Samantha Nock
Paige Lecoeur


my hands are small

with short fingers

a short attention span

and a long temper


my hands have driven trucks

down back country roads

with windows down

and laughter echoing

over canola yellow fields


this one is for my body


my hands have held the fingers

of lovers and entwined their hair

these hands have waved goodbye

and cleaned them from under her nails


this one is for northern prairie dirt


my hands have held stories

and songs

and screams


this one is for when tears don’t feel like ceremony


my hands have held keys between knuckles

have held fear in fists

have held the anger in that fear

have held the sadness in that anger


this one is for rivers that never stop flowing


my hands always have one finger pointing to the exit

even when they are at home


this one is for when mourning is a river


my hands have shuffled

the same deck of cards that

grandpa did

that kokum did

that mom did

that aunty did


this one is for when love and loving aren’t the same thing


my hands are ready to

burn it down;


rip a hole in the dirt

so that the next generation

of these hands

can dip them in the waters

where the rivers meet.


Illustration by Paige Lecoeur for Discorder Magazine

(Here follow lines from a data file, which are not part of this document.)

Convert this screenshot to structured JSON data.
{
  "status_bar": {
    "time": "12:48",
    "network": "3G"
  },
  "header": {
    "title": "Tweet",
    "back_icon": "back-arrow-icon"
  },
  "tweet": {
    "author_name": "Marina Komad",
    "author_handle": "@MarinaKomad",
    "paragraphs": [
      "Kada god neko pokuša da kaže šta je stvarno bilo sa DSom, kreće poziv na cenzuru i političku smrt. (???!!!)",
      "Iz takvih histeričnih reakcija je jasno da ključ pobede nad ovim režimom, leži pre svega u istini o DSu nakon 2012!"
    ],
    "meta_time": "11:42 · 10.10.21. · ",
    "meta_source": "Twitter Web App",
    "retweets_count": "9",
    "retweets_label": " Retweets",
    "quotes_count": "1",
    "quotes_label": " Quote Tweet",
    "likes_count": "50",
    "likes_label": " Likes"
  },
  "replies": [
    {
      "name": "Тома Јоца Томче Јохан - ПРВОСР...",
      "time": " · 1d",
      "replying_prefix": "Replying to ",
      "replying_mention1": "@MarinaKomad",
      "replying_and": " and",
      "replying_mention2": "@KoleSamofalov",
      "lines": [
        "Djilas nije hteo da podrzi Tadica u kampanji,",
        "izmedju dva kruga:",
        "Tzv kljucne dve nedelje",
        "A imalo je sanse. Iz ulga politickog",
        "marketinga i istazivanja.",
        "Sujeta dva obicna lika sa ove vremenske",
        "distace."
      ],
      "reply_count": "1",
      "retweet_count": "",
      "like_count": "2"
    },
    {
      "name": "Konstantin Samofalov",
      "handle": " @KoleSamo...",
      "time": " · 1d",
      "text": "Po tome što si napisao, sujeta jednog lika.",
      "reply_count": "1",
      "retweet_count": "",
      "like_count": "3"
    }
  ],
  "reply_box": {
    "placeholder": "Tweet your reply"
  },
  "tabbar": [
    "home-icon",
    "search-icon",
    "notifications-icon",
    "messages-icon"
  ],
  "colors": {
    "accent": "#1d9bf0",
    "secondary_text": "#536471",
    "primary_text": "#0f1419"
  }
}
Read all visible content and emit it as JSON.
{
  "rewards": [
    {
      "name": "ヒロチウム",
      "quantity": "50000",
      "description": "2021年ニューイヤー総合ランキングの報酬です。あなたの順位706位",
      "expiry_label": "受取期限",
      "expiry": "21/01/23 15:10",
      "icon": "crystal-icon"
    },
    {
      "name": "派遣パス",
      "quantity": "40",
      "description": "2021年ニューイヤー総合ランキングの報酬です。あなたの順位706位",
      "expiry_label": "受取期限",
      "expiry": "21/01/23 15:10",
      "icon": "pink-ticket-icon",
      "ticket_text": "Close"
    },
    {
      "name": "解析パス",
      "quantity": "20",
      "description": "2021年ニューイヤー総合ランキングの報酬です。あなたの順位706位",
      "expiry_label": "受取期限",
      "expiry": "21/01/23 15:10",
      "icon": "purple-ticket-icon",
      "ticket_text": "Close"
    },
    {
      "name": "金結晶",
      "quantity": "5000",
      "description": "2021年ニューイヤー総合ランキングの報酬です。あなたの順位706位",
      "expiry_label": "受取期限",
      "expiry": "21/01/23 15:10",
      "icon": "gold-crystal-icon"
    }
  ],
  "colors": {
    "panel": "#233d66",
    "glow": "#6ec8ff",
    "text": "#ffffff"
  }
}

Samantha Nock is a Cree-Métis poet and writer from Dawson Creek, B.C.. Her family originates from Sakitawak or Île-à-la-Crosse, Saskatchewan. She has been published in GUTS Magazine, Red Rising Magazine, Shameless Magazine, and Māmawi-ācimowak: Lit, Crit, and Art Literary Journal. She cares about radical decolonization, coffee, corgis, and her two cats, Betty and Jughead. You can find her tweeting at @sammymarie.